The Algonquians used the skins from animals they caught to make their clothing. What they wore depended on the time of year. During the hot months the men wore only a deerskin loincloth (basically like long underwear) and the women a deer skin apron. They made moccasins out of animal skins and the moccasins as well as their other clothing was made more beautiful by attaching beads, quills and shells to them. When the weather became colder they added more and more animal skins wearing cloaks and robes to keep themselves warm.

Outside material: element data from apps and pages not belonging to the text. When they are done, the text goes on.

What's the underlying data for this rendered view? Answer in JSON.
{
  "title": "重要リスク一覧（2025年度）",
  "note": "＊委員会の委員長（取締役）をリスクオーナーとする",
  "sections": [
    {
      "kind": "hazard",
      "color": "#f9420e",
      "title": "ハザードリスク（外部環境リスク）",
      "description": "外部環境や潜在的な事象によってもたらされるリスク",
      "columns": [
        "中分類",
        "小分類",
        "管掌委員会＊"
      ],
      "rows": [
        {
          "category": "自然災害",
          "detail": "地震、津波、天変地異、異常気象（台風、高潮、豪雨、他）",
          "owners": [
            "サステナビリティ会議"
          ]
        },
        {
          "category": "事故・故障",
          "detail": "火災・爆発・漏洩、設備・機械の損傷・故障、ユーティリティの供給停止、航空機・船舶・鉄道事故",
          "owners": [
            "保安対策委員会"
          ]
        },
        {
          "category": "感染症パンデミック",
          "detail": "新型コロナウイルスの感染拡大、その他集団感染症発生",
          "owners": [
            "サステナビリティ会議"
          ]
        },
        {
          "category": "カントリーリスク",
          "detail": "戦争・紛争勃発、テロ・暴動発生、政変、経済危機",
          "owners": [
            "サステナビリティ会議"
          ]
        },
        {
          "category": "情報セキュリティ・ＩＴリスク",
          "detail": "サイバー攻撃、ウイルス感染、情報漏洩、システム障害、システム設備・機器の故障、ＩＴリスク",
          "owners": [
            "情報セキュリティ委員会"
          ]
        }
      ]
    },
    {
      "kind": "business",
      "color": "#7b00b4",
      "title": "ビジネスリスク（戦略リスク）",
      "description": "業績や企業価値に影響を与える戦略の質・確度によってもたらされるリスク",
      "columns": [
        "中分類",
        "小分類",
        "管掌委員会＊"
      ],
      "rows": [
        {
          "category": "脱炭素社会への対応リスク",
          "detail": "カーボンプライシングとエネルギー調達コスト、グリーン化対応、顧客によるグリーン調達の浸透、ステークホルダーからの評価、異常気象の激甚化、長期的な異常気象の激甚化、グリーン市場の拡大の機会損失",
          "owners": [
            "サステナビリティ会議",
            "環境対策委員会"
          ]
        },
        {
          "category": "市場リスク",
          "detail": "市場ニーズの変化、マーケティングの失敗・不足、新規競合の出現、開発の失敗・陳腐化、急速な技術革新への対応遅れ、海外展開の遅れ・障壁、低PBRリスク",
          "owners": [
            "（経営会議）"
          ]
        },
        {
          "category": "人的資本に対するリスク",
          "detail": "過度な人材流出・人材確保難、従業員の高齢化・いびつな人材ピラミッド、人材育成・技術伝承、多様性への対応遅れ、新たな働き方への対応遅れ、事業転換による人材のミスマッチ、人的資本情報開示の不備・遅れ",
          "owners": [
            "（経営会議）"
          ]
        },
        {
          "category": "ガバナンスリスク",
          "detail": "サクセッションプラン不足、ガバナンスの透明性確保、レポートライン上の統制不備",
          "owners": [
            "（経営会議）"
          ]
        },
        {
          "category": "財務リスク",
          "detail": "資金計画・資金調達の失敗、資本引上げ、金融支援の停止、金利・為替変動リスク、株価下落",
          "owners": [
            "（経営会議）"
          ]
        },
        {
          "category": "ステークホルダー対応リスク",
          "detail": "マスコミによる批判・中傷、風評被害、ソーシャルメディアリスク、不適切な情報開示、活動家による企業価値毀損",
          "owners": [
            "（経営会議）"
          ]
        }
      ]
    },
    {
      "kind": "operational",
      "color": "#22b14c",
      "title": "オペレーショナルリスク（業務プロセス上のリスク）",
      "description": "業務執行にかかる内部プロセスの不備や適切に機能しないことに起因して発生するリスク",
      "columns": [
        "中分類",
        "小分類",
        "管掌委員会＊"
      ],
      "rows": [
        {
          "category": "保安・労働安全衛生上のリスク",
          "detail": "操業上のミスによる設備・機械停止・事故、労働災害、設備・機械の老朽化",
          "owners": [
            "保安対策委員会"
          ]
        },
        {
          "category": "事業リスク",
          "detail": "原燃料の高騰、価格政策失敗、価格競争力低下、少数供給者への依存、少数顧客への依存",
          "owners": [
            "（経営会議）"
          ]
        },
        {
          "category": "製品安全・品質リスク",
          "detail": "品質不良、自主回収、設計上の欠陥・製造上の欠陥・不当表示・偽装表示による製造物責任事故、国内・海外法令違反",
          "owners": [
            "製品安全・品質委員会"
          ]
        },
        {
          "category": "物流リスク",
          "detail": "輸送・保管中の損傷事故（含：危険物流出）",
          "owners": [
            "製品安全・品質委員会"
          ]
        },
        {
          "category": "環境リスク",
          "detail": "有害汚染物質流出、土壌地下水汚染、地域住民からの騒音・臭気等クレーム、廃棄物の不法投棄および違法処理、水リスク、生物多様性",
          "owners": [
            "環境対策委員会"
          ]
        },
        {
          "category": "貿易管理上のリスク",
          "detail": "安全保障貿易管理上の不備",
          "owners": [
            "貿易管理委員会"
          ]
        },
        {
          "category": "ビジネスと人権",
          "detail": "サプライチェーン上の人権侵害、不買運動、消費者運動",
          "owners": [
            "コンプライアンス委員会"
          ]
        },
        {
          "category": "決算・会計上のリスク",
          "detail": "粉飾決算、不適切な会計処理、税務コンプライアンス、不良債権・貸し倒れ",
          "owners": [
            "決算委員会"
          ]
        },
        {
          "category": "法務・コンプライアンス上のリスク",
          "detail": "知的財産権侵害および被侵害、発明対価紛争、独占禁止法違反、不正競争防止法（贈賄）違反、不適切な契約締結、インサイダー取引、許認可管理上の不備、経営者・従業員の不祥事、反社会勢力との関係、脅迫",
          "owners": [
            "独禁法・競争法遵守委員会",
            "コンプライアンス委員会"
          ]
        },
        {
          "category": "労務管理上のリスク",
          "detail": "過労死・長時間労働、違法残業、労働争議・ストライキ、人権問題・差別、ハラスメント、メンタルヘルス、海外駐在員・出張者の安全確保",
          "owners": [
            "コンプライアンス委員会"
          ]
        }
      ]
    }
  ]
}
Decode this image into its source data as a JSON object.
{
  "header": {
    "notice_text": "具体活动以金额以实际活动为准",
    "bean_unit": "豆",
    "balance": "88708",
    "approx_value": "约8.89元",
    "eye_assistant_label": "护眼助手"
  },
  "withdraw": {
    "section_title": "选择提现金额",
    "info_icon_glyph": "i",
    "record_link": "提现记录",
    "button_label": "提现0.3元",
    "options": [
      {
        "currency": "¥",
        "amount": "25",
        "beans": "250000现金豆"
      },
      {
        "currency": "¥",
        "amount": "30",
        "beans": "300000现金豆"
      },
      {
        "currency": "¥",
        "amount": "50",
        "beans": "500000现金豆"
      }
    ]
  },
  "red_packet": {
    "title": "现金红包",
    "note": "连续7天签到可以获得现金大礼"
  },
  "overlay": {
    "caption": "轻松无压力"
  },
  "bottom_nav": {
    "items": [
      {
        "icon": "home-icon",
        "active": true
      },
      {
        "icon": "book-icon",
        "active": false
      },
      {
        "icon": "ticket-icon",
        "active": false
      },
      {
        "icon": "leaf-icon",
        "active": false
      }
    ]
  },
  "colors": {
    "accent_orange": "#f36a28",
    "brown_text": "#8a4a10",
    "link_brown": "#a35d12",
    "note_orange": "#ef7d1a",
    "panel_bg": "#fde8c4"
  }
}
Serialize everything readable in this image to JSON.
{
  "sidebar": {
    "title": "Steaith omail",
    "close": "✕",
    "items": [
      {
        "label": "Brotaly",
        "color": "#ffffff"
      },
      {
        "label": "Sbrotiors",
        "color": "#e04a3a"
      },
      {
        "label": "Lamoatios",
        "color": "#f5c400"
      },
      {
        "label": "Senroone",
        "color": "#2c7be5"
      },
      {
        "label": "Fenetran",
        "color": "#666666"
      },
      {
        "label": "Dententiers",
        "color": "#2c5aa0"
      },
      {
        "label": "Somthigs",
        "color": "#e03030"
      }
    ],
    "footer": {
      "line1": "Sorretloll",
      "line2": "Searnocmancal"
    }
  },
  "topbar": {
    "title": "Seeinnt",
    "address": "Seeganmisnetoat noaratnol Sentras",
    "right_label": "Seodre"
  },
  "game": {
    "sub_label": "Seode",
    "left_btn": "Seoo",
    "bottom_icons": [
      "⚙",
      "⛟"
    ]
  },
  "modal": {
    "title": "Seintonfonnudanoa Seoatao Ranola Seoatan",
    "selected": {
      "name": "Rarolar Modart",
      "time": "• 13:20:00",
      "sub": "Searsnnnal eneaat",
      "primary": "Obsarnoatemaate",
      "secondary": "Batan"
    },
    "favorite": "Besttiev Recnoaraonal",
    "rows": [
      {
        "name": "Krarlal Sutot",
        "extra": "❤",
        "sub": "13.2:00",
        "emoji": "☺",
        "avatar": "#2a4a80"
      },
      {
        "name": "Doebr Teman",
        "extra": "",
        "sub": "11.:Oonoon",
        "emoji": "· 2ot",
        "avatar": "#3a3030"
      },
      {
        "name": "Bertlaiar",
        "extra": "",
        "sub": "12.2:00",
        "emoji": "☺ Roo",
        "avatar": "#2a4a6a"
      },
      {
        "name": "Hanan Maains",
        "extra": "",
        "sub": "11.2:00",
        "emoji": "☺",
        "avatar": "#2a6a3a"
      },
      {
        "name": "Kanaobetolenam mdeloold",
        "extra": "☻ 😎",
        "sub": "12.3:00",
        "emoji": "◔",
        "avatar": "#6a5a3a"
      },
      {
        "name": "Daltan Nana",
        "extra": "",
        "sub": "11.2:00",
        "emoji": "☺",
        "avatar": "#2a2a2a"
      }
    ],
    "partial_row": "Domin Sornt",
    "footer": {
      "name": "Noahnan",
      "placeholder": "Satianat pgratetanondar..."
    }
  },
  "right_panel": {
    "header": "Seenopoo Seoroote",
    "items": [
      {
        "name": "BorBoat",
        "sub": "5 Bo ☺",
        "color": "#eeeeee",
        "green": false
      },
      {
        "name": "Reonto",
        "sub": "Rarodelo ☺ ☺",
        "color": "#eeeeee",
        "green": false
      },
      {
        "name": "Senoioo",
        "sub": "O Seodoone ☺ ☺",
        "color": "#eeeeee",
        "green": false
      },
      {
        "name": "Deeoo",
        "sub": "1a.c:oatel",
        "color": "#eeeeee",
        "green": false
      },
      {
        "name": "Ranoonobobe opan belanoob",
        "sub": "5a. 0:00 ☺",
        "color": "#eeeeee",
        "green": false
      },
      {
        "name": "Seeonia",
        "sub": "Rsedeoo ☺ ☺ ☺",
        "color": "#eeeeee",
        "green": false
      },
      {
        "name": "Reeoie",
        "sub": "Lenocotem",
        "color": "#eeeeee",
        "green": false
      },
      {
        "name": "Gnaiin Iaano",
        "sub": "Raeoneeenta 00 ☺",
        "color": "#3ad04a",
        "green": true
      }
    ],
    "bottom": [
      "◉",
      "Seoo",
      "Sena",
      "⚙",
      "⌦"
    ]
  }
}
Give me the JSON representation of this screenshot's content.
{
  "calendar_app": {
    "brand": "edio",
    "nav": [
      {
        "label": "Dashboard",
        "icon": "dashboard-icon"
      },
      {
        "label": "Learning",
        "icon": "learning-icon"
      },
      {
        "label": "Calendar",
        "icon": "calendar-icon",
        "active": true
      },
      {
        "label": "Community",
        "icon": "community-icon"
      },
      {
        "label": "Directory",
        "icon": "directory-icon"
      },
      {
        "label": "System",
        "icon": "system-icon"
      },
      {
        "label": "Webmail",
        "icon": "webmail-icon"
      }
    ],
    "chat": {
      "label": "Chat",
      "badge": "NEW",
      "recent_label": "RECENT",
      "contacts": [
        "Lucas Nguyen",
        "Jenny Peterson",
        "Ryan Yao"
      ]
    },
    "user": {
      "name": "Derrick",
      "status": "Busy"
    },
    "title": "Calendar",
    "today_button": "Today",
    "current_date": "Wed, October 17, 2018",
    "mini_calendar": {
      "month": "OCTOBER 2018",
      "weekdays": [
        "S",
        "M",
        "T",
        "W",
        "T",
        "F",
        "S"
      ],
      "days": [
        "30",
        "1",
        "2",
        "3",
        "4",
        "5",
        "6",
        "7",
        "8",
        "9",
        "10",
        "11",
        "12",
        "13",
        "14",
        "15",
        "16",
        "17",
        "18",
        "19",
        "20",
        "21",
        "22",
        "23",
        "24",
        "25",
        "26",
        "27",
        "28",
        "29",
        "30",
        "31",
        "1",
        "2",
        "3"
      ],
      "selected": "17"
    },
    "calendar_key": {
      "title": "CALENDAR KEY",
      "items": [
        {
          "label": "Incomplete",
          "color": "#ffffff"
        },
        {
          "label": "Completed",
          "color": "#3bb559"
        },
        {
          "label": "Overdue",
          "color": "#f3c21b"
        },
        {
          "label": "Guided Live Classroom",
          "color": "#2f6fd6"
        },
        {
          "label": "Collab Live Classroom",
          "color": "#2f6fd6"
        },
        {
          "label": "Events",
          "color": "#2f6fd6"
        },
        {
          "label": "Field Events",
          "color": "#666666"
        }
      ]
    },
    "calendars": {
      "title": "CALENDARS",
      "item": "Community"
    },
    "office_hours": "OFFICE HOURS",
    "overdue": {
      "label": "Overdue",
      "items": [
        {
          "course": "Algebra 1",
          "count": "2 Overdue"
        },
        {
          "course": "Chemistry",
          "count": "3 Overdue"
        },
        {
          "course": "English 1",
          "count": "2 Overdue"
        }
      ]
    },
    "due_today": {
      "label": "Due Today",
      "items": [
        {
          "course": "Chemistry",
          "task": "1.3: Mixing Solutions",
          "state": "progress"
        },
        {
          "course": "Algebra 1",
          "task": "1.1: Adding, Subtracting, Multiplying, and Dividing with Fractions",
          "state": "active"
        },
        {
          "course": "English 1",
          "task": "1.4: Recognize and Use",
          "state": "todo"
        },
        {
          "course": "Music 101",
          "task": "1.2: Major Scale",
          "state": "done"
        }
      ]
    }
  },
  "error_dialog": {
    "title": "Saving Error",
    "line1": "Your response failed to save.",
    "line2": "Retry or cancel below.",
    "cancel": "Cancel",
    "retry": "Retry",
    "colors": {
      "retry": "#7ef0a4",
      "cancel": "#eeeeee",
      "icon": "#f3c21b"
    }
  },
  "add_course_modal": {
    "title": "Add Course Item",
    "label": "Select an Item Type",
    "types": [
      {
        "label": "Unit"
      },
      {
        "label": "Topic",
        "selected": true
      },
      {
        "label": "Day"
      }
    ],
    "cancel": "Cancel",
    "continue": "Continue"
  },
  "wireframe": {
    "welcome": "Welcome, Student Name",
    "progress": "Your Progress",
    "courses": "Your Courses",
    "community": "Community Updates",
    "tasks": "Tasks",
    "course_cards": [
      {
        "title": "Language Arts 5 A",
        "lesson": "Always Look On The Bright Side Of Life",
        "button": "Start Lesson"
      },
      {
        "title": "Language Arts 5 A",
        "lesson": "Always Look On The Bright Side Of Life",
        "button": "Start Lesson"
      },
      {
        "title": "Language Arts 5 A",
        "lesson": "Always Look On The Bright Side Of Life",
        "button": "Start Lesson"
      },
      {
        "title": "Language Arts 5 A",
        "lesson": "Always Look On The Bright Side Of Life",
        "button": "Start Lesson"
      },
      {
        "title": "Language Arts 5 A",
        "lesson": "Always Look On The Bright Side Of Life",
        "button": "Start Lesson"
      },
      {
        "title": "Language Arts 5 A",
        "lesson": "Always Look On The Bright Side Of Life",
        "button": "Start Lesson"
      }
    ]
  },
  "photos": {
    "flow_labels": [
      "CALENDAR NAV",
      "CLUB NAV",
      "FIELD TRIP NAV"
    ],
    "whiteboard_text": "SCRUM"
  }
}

All the children had chores they had to such as helping with the crops and helping to make arrowheads. But they also had plenty of time to play. They played games, had races, and played dart games to help them learn how to shoot a bow and arrow. Many times the children listened to stories told by the older members of the tribe. It was by listening to the stories in the oral tradition that the children learned about their people and the ways of their tribe.

Men and women usually married within their own clan. The clans often identified themselves through symbols, such as animals or elements (i.e. fire, wind, water). These symbols were known as totems.

The Algonquians—SOCIAL

An Algonquian shaman conducting a religious ritual.

Algonquian moccasins.

The Algonquians


Every tribe had a leader. The leader was called a sachem. The sachem wasn’t elected but rather became sachem because he was born into a family of leaders. Once a sachem became too old to lead to tribe or died his son or another relative ready to do the job would take over. It was the sachem’s job to make the rules for the tribe and to take care of the tribe. All of the people in the tribe thought the sachem was wise and acting in the best interest of the tribe and its members. The sachem did have a council of tribe members who helped him to make decisions. They were called his sagamores. The people in the tribe gave the sachem gifts and they also gave him part of what they grew or hunted. The sachem was in charge of the land the tribe lived on and decided about selling any of the land.

Many of the Algonquianswere led by a pair of chiefs, rather than a sachem. One was a war chief, and the other a peace chief. War chiefs were chosen by tribal members, while the peace chiefs were often inherited positions. Some of the Great Lakes Algonquians had a third chief, a shaman, or holy medicine man, who organized and led the tribe’s religious ceremonies.

Just like the Haudenosaunee (Iroquois), the Algonquians formed intertribal confederacies. But unlike the Iroquois, whose alliances were political and permanent, Algonquian intertribal confederacies were almost always military in nature. Once the immediate need for an alliance was over, the alliance would come to an end. Some Algonquian confederacies were led by a Great Sachem, a chief of notable wisdom and power. The power of such sachems varied from tribe to tribe.

The Algonquians—POLITICAL

This is Ninigret, Sachem of the Nianti-Algonquian Indians

Shawnee Chief Cornstalk